-------- Supplied data

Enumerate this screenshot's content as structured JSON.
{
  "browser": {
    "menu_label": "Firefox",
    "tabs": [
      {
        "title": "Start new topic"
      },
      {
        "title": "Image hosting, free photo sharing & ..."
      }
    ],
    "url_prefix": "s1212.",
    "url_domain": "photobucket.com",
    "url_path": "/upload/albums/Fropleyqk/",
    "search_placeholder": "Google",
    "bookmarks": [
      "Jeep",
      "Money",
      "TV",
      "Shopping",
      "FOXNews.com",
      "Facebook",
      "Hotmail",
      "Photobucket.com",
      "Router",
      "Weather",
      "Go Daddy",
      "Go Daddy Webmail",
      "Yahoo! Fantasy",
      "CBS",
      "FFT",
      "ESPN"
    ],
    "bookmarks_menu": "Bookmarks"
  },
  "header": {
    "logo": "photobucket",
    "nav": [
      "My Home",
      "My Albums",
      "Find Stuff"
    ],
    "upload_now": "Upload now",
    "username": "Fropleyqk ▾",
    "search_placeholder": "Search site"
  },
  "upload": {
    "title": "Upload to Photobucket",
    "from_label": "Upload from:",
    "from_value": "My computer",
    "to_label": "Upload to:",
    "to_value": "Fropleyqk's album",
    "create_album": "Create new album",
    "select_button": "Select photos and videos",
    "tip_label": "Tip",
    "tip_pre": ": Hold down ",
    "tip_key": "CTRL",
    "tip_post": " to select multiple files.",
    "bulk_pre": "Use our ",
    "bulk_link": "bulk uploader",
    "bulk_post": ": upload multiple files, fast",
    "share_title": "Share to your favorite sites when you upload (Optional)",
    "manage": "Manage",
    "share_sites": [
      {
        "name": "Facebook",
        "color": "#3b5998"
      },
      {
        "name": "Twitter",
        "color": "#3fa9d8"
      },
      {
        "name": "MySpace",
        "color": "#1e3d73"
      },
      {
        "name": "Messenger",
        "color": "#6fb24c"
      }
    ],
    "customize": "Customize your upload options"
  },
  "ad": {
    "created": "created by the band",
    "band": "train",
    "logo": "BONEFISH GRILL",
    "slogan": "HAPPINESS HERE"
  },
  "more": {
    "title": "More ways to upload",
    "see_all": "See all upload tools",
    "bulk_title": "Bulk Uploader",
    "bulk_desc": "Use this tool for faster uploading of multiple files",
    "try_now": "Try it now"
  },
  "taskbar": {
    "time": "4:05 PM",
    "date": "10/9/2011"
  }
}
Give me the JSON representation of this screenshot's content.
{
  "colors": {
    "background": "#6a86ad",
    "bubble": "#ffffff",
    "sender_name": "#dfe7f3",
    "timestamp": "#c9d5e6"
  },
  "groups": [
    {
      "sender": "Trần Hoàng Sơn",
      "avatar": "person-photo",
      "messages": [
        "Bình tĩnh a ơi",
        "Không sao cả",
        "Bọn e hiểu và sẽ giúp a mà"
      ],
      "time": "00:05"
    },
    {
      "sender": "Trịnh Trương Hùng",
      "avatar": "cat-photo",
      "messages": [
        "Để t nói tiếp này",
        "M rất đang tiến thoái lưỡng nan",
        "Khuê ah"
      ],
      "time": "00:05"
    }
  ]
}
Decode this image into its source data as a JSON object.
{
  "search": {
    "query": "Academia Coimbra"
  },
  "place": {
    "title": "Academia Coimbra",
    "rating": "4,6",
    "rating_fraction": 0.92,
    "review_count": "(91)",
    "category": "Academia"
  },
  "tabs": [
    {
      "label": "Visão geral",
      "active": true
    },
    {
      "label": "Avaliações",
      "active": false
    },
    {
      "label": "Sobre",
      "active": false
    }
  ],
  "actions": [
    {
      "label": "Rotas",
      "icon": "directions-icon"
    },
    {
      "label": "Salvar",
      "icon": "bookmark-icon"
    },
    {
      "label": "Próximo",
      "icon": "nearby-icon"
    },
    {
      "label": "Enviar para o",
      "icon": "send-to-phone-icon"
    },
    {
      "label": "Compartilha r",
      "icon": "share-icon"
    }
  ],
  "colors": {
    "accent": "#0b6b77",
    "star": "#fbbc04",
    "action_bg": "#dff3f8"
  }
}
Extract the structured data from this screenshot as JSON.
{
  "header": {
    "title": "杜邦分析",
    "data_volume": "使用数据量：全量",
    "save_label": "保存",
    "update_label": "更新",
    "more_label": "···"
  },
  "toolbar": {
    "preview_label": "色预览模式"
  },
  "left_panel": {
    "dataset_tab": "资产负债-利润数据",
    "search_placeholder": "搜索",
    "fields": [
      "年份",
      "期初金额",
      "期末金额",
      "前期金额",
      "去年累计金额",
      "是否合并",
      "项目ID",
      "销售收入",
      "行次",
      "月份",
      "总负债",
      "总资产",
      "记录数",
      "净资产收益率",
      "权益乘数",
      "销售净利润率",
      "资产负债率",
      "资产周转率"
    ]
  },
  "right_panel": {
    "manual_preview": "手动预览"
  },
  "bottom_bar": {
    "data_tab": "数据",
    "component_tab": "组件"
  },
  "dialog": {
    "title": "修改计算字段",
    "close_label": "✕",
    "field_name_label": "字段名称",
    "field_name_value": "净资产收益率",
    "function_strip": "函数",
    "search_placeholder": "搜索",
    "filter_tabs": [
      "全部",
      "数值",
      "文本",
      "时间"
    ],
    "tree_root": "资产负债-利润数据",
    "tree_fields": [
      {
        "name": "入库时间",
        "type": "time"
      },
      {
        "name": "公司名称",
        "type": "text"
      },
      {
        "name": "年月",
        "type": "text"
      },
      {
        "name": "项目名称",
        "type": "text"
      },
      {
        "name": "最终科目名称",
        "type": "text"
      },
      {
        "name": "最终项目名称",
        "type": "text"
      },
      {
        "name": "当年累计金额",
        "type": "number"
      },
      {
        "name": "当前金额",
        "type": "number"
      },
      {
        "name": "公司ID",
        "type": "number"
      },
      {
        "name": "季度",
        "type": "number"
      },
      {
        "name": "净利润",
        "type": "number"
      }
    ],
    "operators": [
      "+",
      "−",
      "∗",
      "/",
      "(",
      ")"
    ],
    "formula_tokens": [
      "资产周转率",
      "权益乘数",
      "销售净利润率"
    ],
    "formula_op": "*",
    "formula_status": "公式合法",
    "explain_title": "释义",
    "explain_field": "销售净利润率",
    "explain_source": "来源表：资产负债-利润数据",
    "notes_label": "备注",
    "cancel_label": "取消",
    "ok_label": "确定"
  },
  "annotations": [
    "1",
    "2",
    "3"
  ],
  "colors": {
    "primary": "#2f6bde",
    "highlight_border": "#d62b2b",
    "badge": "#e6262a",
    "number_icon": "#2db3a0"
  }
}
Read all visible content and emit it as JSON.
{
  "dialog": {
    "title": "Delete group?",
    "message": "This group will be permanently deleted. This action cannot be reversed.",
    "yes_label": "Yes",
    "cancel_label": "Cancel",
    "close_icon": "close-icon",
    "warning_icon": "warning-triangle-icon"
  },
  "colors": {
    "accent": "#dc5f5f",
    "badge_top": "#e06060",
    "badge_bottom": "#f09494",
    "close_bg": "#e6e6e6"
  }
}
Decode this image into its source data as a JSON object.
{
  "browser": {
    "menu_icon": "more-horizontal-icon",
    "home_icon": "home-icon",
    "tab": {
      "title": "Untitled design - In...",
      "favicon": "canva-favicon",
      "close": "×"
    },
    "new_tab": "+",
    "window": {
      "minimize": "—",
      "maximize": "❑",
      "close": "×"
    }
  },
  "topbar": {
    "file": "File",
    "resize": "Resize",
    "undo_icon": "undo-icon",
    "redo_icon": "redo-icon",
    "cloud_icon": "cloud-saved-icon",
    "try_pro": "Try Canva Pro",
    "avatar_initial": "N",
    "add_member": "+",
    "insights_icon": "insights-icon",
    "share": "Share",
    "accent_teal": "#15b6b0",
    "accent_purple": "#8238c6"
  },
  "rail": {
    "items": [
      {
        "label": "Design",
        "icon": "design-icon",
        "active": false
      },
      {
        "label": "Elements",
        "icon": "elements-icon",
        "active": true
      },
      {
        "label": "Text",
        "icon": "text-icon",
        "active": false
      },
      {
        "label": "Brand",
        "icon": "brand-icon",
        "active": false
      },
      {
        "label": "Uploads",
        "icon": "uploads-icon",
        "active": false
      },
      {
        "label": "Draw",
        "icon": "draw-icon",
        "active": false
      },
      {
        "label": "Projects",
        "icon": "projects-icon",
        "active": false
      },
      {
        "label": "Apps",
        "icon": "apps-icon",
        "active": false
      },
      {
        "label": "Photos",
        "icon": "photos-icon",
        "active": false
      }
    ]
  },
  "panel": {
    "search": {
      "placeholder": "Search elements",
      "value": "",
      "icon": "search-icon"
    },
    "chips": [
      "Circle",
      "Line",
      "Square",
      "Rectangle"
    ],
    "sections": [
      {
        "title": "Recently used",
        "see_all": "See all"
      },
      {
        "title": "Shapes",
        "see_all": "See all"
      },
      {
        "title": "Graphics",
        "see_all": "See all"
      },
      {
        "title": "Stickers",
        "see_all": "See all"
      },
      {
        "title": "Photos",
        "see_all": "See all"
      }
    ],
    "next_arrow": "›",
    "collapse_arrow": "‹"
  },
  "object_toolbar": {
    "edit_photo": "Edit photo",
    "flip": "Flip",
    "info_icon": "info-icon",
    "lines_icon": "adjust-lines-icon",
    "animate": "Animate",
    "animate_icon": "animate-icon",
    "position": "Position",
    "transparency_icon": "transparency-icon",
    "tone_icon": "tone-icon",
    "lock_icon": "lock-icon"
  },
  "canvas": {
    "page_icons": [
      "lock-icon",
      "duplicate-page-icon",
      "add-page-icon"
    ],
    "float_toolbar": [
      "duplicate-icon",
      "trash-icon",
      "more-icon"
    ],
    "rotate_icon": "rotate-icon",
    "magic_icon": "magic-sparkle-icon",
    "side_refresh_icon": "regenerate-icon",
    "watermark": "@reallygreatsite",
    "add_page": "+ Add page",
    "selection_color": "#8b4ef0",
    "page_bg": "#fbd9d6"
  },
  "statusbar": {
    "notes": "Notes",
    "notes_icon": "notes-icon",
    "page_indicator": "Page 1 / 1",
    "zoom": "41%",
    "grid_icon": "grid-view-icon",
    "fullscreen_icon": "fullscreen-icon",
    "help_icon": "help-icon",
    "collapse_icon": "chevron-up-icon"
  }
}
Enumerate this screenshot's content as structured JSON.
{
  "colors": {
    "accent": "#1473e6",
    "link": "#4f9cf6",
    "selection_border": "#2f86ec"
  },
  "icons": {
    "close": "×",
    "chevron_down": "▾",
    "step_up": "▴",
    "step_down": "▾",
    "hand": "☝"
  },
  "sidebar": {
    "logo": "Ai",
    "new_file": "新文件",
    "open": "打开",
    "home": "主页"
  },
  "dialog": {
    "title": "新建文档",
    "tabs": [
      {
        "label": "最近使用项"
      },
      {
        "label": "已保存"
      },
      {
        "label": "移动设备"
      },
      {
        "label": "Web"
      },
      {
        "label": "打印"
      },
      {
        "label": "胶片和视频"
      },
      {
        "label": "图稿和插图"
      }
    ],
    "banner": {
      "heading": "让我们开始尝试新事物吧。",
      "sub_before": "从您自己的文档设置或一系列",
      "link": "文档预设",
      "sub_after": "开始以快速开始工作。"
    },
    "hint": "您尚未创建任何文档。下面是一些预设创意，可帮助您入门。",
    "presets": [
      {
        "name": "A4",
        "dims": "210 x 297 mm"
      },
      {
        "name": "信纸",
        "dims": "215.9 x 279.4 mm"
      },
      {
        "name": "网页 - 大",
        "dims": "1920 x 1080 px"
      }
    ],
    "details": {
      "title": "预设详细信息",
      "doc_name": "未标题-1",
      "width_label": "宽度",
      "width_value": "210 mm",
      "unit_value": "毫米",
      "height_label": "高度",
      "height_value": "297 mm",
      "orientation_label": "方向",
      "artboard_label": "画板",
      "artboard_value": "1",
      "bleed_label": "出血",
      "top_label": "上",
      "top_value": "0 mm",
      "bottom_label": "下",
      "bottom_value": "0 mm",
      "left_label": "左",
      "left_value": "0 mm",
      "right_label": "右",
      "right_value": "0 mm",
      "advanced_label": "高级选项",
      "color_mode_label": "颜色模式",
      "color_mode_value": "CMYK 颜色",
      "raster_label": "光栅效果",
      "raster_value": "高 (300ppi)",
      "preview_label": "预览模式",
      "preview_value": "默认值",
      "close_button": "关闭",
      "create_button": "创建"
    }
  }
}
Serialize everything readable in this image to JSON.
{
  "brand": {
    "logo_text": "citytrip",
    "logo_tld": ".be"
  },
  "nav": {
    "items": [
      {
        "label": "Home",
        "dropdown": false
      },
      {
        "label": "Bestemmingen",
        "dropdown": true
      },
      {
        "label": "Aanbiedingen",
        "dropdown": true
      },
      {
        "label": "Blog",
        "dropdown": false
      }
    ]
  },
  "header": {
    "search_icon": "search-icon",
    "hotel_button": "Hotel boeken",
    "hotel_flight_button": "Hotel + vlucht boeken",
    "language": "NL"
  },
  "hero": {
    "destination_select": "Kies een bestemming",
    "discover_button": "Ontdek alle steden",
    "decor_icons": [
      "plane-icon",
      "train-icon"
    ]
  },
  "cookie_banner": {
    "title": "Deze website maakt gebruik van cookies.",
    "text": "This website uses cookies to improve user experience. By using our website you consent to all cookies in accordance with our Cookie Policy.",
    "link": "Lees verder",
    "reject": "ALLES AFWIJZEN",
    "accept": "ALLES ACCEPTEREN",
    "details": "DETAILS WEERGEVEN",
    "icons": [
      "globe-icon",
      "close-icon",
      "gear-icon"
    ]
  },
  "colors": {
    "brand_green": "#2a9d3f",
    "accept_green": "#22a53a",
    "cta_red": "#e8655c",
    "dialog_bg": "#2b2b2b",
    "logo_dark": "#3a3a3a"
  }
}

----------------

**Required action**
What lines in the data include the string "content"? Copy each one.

**Solution**
Enumerate this screenshot's content as structured JSON.
Give me the JSON representation of this screenshot's content.
Read all visible content and emit it as JSON.
Enumerate this screenshot's content as structured JSON.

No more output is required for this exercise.